Dataset rows for apps and sites:
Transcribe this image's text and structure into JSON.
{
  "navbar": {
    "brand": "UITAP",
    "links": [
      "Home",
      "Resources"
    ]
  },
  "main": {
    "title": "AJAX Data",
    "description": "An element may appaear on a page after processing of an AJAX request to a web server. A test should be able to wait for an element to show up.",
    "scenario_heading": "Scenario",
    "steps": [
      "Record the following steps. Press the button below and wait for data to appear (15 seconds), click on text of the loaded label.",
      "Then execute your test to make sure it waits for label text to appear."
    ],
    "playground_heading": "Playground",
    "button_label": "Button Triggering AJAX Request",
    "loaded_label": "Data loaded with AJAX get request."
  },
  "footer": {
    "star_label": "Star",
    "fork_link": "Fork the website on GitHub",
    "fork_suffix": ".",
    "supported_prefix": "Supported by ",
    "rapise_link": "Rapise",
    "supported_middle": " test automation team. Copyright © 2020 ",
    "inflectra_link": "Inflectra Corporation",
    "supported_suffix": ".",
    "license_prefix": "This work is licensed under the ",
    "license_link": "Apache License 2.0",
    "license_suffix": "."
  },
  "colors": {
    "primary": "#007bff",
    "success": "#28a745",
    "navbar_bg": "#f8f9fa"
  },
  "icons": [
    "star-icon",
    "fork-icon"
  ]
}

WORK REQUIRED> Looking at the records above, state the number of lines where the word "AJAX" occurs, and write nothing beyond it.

WRITTEN SOLUTION> 4